Tesla’s new cluster will employ 10,000 Nvidia H100 compute GPUs, delivering a peak performance of 340 FP64 PFLOPS for technical computing and 39.58 INT8 ExaFLOPS for AI applications.
In fact, Tesla’s 340 FP64 PFLOPS exceeds the 304 FP64 PFLOPS offered by Leonardo, the world’s fourth highest performing supercomputer.
With its new supercomputer, Tesla is significantly improving its computing power to train its full autonomous driving technology (FSD) faster than ever before.
Not only could this make Tesla more competitive than other automakers, but it will make the company the owner of one of the world’s fastest supercomputers in AI computing.
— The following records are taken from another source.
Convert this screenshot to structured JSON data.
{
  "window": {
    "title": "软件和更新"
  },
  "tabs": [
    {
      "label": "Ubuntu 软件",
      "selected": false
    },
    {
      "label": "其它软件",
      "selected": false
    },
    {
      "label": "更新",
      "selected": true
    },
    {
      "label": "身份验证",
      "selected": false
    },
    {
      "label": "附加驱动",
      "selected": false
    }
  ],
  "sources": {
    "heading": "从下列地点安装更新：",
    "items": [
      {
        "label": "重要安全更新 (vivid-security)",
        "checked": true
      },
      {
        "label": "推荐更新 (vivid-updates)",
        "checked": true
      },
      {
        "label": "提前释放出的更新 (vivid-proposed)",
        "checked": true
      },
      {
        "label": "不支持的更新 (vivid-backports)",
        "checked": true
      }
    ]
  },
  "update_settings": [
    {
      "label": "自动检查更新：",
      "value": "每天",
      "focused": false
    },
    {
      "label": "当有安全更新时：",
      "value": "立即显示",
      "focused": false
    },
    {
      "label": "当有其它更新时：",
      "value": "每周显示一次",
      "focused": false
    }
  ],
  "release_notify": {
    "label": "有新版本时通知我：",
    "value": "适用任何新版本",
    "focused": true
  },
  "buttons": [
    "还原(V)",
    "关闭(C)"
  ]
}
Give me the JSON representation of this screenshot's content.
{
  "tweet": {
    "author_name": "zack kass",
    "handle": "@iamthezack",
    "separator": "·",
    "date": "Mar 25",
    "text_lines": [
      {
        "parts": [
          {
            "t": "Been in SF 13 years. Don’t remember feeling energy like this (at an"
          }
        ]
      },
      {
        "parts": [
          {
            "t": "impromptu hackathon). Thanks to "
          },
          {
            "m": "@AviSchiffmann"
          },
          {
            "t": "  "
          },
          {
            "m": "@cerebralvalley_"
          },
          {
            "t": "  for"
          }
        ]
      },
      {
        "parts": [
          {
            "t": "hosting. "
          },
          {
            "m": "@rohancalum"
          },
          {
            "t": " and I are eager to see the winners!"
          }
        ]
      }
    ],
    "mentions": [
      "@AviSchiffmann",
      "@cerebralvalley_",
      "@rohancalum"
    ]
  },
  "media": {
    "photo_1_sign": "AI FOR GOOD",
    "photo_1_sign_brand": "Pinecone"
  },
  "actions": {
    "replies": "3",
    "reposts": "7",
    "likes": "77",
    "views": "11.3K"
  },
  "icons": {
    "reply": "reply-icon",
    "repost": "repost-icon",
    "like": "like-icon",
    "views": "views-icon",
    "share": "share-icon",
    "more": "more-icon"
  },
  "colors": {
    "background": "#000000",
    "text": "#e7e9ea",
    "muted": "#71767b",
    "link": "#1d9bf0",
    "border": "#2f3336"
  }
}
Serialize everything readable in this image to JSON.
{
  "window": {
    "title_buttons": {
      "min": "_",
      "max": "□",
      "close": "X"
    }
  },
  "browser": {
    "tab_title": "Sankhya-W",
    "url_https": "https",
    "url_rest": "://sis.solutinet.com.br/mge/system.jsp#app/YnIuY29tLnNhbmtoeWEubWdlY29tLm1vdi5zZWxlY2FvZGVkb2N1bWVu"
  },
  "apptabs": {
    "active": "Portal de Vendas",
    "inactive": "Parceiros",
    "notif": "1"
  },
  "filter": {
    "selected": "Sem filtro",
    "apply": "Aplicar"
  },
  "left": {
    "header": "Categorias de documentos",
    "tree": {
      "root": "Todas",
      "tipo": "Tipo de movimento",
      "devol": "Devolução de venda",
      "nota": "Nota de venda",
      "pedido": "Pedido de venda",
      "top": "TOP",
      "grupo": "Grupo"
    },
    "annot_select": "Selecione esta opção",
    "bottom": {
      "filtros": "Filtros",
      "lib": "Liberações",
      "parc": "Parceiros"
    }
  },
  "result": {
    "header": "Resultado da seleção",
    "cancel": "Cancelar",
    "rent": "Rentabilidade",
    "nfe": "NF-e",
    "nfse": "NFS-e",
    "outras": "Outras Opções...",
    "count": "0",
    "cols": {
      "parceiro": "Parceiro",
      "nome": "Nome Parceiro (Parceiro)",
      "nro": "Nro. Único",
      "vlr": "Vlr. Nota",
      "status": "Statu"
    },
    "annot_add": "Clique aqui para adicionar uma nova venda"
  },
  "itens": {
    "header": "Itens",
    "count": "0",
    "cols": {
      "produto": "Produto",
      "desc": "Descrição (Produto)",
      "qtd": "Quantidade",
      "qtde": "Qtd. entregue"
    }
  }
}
The problem lies with Nvidia, which does not deliver
While the new H100-based cluster will dramatically improve Tesla’s training speed, Nvidia is struggling to meet the demand for these GPUs.
Therefore, Tesla is investing more than $1 billion in the development of its own supercomputer, Dojo, based on a customized and highly optimized system-on-chip.
Dojo will not only accelerate FSD training, but will also manage data processing for Tesla’s entire fleet of vehicles.
At the same time, Tesla is bringing its Nvidia H100 GPU cluster online alongside Dojo, a move that will provide the company with unprecedented computing power in the automotive industry.
Elon Musk recently revealed that Tesla plans to spend more than $2 billion on AI training in 2023 and another $2 billion in 2024 specifically on FSD training computing.
Some of the links added in the article are part of affiliate campaigns and may represent benefits for Softonic.